* [What this task involves] Copy the whole listing below exactly.
*** Block opens ***
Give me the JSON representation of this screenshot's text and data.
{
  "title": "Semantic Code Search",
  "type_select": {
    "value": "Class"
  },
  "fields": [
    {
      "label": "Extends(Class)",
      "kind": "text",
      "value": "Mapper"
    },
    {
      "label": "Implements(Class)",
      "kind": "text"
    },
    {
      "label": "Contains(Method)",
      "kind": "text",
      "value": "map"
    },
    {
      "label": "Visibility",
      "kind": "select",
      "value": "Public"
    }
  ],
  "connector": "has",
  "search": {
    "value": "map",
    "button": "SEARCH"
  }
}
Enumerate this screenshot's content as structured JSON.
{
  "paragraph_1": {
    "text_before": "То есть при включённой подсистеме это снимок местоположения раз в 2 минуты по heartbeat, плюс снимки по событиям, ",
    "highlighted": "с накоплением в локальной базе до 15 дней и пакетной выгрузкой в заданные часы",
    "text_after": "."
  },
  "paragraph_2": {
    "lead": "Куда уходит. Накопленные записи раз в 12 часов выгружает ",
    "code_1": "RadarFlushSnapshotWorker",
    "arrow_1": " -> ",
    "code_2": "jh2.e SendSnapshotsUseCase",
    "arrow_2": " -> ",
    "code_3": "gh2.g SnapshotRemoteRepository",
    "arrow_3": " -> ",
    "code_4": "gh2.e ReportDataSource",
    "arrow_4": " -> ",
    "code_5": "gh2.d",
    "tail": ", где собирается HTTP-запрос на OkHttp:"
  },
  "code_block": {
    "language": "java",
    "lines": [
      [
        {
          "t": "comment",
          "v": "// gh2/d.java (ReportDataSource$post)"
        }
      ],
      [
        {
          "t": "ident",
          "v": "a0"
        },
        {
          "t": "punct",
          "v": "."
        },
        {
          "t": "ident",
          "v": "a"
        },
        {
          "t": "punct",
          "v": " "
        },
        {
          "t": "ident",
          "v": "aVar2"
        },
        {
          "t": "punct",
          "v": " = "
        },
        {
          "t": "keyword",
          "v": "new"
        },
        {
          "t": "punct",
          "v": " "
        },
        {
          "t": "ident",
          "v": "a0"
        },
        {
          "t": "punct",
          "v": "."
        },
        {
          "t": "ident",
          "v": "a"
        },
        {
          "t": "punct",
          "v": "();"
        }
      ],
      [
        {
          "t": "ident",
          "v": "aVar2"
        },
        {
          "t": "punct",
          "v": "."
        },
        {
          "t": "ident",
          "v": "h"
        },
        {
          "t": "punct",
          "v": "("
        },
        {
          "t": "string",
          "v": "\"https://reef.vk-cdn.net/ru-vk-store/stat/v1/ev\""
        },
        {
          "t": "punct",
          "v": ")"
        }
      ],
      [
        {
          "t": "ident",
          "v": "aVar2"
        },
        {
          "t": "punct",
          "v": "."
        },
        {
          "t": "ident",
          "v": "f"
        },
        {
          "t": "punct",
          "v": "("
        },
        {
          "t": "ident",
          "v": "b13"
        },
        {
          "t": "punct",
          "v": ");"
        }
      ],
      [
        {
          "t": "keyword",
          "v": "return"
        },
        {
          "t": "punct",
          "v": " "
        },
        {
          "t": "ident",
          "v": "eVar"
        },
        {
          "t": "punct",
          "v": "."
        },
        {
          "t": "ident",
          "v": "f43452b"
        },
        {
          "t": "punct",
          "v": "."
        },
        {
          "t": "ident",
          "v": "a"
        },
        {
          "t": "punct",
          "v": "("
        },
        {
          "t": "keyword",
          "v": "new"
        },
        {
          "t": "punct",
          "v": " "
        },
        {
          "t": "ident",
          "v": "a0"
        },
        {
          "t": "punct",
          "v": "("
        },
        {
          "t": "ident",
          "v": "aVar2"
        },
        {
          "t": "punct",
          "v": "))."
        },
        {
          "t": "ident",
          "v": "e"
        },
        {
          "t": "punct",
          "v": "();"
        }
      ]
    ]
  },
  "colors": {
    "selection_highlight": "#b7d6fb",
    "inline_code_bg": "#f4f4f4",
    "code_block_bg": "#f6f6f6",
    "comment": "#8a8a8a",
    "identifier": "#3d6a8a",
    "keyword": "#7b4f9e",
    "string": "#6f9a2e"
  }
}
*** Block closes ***
* [Exercise response]
Give me the JSON representation of this screenshot's text and data.
{
  "title": "Semantic Code Search",
  "type_select": {
    "value": "Class"
  },
  "fields": [
    {
      "label": "Extends(Class)",
      "kind": "text",
      "value": "Mapper"
    },
    {
      "label": "Implements(Class)",
      "kind": "text"
    },
    {
      "label": "Contains(Method)",
      "kind": "text",
      "value": "map"
    },
    {
      "label": "Visibility",
      "kind": "select",
      "value": "Public"
    }
  ],
  "connector": "has",
  "search": {
    "value": "map",
    "button": "SEARCH"
  }
}
Enumerate this screenshot's content as structured JSON.
{
  "paragraph_1": {
    "text_before": "То есть при включённой подсистеме это снимок местоположения раз в 2 минуты по heartbeat, плюс снимки по событиям, ",
    "highlighted": "с накоплением в локальной базе до 15 дней и пакетной выгрузкой в заданные часы",
    "text_after": "."
  },
  "paragraph_2": {
    "lead": "Куда уходит. Накопленные записи раз в 12 часов выгружает ",
    "code_1": "RadarFlushSnapshotWorker",
    "arrow_1": " -> ",
    "code_2": "jh2.e SendSnapshotsUseCase",
    "arrow_2": " -> ",
    "code_3": "gh2.g SnapshotRemoteRepository",
    "arrow_3": " -> ",
    "code_4": "gh2.e ReportDataSource",
    "arrow_4": " -> ",
    "code_5": "gh2.d",
    "tail": ", где собирается HTTP-запрос на OkHttp:"
  },
  "code_block": {
    "language": "java",
    "lines": [
      [
        {
          "t": "comment",
          "v": "// gh2/d.java (ReportDataSource$post)"
        }
      ],
      [
        {
          "t": "ident",
          "v": "a0"
        },
        {
          "t": "punct",
          "v": "."
        },
        {
          "t": "ident",
          "v": "a"
        },
        {
          "t": "punct",
          "v": " "
        },
        {
          "t": "ident",
          "v": "aVar2"
        },
        {
          "t": "punct",
          "v": " = "
        },
        {
          "t": "keyword",
          "v": "new"
        },
        {
          "t": "punct",
          "v": " "
        },
        {
          "t": "ident",
          "v": "a0"
        },
        {
          "t": "punct",
          "v": "."
        },
        {
          "t": "ident",
          "v": "a"
        },
        {
          "t": "punct",
          "v": "();"
        }
      ],
      [
        {
          "t": "ident",
          "v": "aVar2"
        },
        {
          "t": "punct",
          "v": "."
        },
        {
          "t": "ident",
          "v": "h"
        },
        {
          "t": "punct",
          "v": "("
        },
        {
          "t": "string",
          "v": "\"https://reef.vk-cdn.net/ru-vk-store/stat/v1/ev\""
        },
        {
          "t": "punct",
          "v": ")"
        }
      ],
      [
        {
          "t": "ident",
          "v": "aVar2"
        },
        {
          "t": "punct",
          "v": "."
        },
        {
          "t": "ident",
          "v": "f"
        },
        {
          "t": "punct",
          "v": "("
        },
        {
          "t": "ident",
          "v": "b13"
        },
        {
          "t": "punct",
          "v": ");"
        }
      ],
      [
        {
          "t": "keyword",
          "v": "return"
        },
        {
          "t": "punct",
          "v": " "
        },
        {
          "t": "ident",
          "v": "eVar"
        },
        {
          "t": "punct",
          "v": "."
        },
        {
          "t": "ident",
          "v": "f43452b"
        },
        {
          "t": "punct",
          "v": "."
        },
        {
          "t": "ident",
          "v": "a"
        },
        {
          "t": "punct",
          "v": "("
        },
        {
          "t": "keyword",
          "v": "new"
        },
        {
          "t": "punct",
          "v": " "
        },
        {
          "t": "ident",
          "v": "a0"
        },
        {
          "t": "punct",
          "v": "("
        },
        {
          "t": "ident",
          "v": "aVar2"
        },
        {
          "t": "punct",
          "v": "))."
        },
        {
          "t": "ident",
          "v": "e"
        },
        {
          "t": "punct",
          "v": "();"
        }
      ]
    ]
  },
  "colors": {
    "selection_highlight": "#b7d6fb",
    "inline_code_bg": "#f4f4f4",
    "code_block_bg": "#f6f6f6",
    "comment": "#8a8a8a",
    "identifier": "#3d6a8a",
    "keyword": "#7b4f9e",
    "string": "#6f9a2e"
  }
}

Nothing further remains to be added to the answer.